Schools can now choose from TVs, projectors and interactive whiteboards, depending on their needs. And although each of those display technologies offers unique benefits — such as brighter, high-resolution screens or the ability to record presentations — a new innovation from Sony’s Future Lab R&D program could give students and teachers even greater freedom to manipulate digital content.
Unveiled at the South by Southwest Interactive Festival this past March, the experimental projector uses depth sensors and motion-tracking technology to turn any surface into an interactive display, The Verge reports.
Sony representatives at SXSW showed off the prototype’s capabilities by placing a hardback copy of Lewis Carroll’s Alice’s Adventures in Wonderland on an ordinary table. The projector recognized illustrations and text, which allowed the demonstrator to animate characters and passages with the touch of a finger.

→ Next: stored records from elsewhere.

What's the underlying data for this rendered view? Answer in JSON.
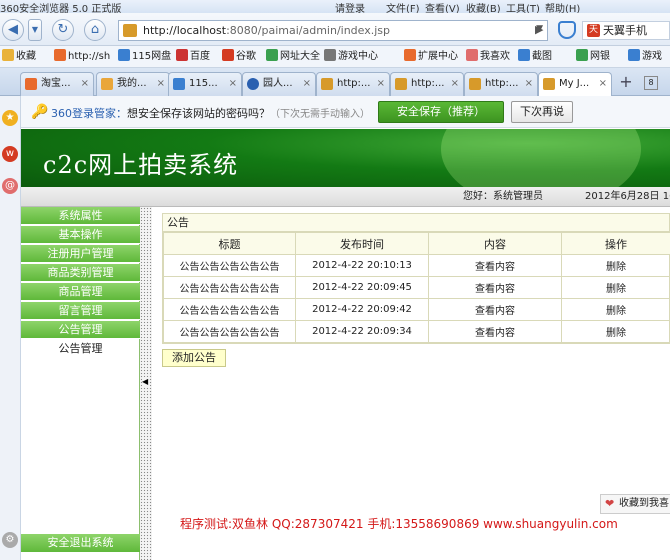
{
  "browser": {
    "title": "360安全浏览器 5.0 正式版",
    "login": "请登录",
    "menus": [
      "文件(F)",
      "查看(V)",
      "收藏(B)",
      "工具(T)",
      "帮助(H)"
    ],
    "url_host": "http://localhost",
    "url_rest": ":8080/paimai/admin/index.jsp",
    "phone_label": "天翼手机",
    "favorites": [
      "收藏",
      "http://sh",
      "115网盘",
      "百度",
      "谷歌",
      "网址大全",
      "游戏中心",
      "扩展中心",
      "我喜欢",
      "截图",
      "网银",
      "游戏"
    ],
    "tabs": [
      "淘宝...",
      "我的...",
      "115...",
      "园人...",
      "http:...",
      "http:...",
      "http:...",
      "My J..."
    ],
    "new_tab": "+"
  },
  "password_bar": {
    "brand": "360登录管家：",
    "message": "想安全保存该网站的密码吗？",
    "hint": "（下次无需手动输入）",
    "save_label": "安全保存（推荐）",
    "later_label": "下次再说"
  },
  "header": {
    "site_title": "c2c网上拍卖系统",
    "greeting": "您好：系统管理员",
    "date": "2012年6月28日  16:0"
  },
  "sidebar": {
    "items": [
      "系统属性",
      "基本操作",
      "注册用户管理",
      "商品类别管理",
      "商品管理",
      "留言管理",
      "公告管理"
    ],
    "sub_item": "公告管理",
    "exit_label": "安全退出系统"
  },
  "notice": {
    "panel_title": "公告",
    "columns": [
      "标题",
      "发布时间",
      "内容",
      "操作"
    ],
    "rows": [
      {
        "title": "公告公告公告公告公告",
        "time": "2012-4-22 20:10:13",
        "content": "查看内容",
        "action": "删除"
      },
      {
        "title": "公告公告公告公告公告",
        "time": "2012-4-22 20:09:45",
        "content": "查看内容",
        "action": "删除"
      },
      {
        "title": "公告公告公告公告公告",
        "time": "2012-4-22 20:09:42",
        "content": "查看内容",
        "action": "删除"
      },
      {
        "title": "公告公告公告公告公告",
        "time": "2012-4-22 20:09:34",
        "content": "查看内容",
        "action": "删除"
      }
    ],
    "add_label": "添加公告"
  },
  "footer": {
    "credit": "程序测试:双鱼林 QQ:287307421 手机:13558690869 www.shuangyulin.com",
    "collect_label": "收藏到我喜"
  },
  "colors": {
    "menu_green": "#5fb83a",
    "banner_green": "#137a14",
    "credit_red": "#d41818",
    "save_green": "#3d9420"
  }
}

Sony’s prototype might not have practical applications at the moment, but an article in International Business Times explains what the projector might one day mean for education:
It is not hard to imagine how technology such as this could change school classrooms into an inspiring, interactive table haven, teaching children about classic literature, geographical landmarks and ancient history in a hands-on, engaging manner.
Watch this video from The Next Web to catch a glimpse of Sony’s demonstration of the technology at SXSW:
SOURCE: The Next Web